"The purpose of the new system is that our police officers can be administratively more efficient than with the system now in place," said committee chair Robert Good. "One savings we will see with this new system is that we won’t need as much overtime to type up a lot of reports. It will allow officers to be more efficient in their vehicles so they have more time to patrol and interact with the public and less time record keeping. This should be a win for all of us."
The police department will also seek approval to dispose of 12 Fujitsu computers with mounts. With several leads already received indicating interest in the old computers, borough manager Thompson indicates the sale could add up to $24,000 in revenue toward balancing the 2013 budget.
In other police-related business, councilman Good shared the concerns he received from a resident about the safety of school children after school. He said a resident called about concerns especially near the intersection of Oak and Fulton Streets.
"I’m concerned about kids coming home from both the Ephrata Middle School and the High School and cars going at excessive speeds," said Good. "There have been reports of kids even stepping out in front of some of these cars. To me, it seems like just a matter of time until someone gets hurt."
Good asked that the matter be added to the Public Safety Committee agenda for further discussion. He also asked that the Highway Committee discuss whether or not it might not be advantageous to add crosswalks or other measures to help protect both children and drivers.
In remarks to council, Police Chief William Harvey issued a word of warning, especially to senior citizens, to be on alert for scams perpetrated mostly on the telephone. Harvey noted that while there had not been any recent reports of such scams in Ephrata, the community was ripe for such attempts.
"Any time you get a phone call that just does not add up, please, call the police," urged Harvey. "Don’t fall for a ‘get-rich-quick’ scheme or be pressured to make certain decisions right away to get a better deal."

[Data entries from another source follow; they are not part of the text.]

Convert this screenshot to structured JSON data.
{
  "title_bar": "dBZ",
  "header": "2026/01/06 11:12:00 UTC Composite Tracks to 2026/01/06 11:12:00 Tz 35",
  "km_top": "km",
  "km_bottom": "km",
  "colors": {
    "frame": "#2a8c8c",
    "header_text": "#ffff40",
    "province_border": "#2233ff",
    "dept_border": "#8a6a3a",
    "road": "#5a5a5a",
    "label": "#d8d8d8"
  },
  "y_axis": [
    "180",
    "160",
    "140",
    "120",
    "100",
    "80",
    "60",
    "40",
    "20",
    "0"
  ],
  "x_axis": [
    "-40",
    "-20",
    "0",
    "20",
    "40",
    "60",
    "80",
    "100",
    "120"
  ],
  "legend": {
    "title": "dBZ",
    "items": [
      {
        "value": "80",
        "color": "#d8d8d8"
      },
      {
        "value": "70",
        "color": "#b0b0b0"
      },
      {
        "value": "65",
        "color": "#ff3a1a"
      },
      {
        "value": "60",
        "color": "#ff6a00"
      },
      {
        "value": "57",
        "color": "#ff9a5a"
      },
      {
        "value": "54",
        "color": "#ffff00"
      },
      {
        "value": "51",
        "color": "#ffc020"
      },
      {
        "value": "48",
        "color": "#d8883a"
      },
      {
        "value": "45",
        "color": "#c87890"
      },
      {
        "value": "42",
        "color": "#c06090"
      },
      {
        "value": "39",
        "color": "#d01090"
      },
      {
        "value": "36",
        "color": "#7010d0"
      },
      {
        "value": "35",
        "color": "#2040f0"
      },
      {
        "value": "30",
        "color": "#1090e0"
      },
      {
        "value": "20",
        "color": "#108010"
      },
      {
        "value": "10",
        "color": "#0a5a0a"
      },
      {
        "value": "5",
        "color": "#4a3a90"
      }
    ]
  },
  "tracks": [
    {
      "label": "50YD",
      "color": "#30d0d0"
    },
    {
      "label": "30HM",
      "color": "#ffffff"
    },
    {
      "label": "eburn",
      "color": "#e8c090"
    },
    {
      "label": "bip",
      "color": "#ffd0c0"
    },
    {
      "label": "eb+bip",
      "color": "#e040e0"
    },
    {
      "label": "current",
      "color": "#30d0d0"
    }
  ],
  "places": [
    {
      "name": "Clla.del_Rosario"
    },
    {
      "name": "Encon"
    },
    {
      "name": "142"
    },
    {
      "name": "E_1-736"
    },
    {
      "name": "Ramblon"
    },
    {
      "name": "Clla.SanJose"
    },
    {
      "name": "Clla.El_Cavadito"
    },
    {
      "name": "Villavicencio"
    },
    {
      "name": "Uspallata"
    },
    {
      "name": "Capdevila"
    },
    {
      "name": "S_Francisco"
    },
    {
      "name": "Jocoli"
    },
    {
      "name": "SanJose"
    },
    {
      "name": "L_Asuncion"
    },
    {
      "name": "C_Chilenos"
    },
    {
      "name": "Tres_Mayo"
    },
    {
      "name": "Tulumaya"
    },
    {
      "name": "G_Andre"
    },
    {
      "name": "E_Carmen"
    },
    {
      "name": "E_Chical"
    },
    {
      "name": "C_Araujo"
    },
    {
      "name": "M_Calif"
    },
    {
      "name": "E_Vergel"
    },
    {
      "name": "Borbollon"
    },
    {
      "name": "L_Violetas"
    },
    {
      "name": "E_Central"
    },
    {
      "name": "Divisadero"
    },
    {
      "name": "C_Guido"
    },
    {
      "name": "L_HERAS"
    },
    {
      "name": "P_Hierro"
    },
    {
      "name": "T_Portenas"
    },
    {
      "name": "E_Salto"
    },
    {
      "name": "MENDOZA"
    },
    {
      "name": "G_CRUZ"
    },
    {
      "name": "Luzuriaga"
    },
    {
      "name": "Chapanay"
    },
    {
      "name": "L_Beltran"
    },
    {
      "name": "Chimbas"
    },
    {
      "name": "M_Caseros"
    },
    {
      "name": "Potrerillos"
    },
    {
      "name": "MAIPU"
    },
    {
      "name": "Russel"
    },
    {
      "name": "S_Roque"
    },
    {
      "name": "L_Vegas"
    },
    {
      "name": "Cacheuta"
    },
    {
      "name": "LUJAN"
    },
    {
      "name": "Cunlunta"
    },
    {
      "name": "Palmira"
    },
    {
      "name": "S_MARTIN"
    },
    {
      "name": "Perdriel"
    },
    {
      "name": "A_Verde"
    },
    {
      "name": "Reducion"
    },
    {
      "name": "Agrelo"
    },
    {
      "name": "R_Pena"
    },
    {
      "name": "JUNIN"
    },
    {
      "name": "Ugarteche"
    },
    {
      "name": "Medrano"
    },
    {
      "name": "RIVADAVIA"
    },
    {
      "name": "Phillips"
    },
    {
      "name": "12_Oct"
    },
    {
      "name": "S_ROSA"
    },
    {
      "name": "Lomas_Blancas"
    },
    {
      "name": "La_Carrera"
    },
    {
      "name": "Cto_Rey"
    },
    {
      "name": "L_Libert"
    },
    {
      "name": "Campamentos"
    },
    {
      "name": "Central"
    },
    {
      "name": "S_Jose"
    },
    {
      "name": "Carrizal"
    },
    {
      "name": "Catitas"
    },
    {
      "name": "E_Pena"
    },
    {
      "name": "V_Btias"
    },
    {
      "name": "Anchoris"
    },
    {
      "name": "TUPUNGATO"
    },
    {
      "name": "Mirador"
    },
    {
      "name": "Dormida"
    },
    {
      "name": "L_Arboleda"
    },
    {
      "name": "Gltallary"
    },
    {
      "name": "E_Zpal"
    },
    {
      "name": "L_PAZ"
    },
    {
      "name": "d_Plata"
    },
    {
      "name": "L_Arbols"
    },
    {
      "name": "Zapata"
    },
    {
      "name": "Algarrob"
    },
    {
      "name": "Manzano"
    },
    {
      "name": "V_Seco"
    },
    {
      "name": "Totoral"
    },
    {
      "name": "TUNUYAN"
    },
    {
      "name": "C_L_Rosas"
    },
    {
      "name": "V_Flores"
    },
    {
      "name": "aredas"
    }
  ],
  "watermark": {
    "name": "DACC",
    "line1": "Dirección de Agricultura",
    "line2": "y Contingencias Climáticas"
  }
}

Harvey indicated the police force will continue to monitor the situation and be on alert to groups trying to target local residents with various forms of schemes aimed a bilking residents of their money or locking them into agreements they might not otherwise want to make.
For additional information on Ephrata Borough, please visit ephrataboro.org. Gary P. Klinger welcomes your comments, questions and suggestions via e-mail at firstname.lastname@example.org. More COUNCIL, page A6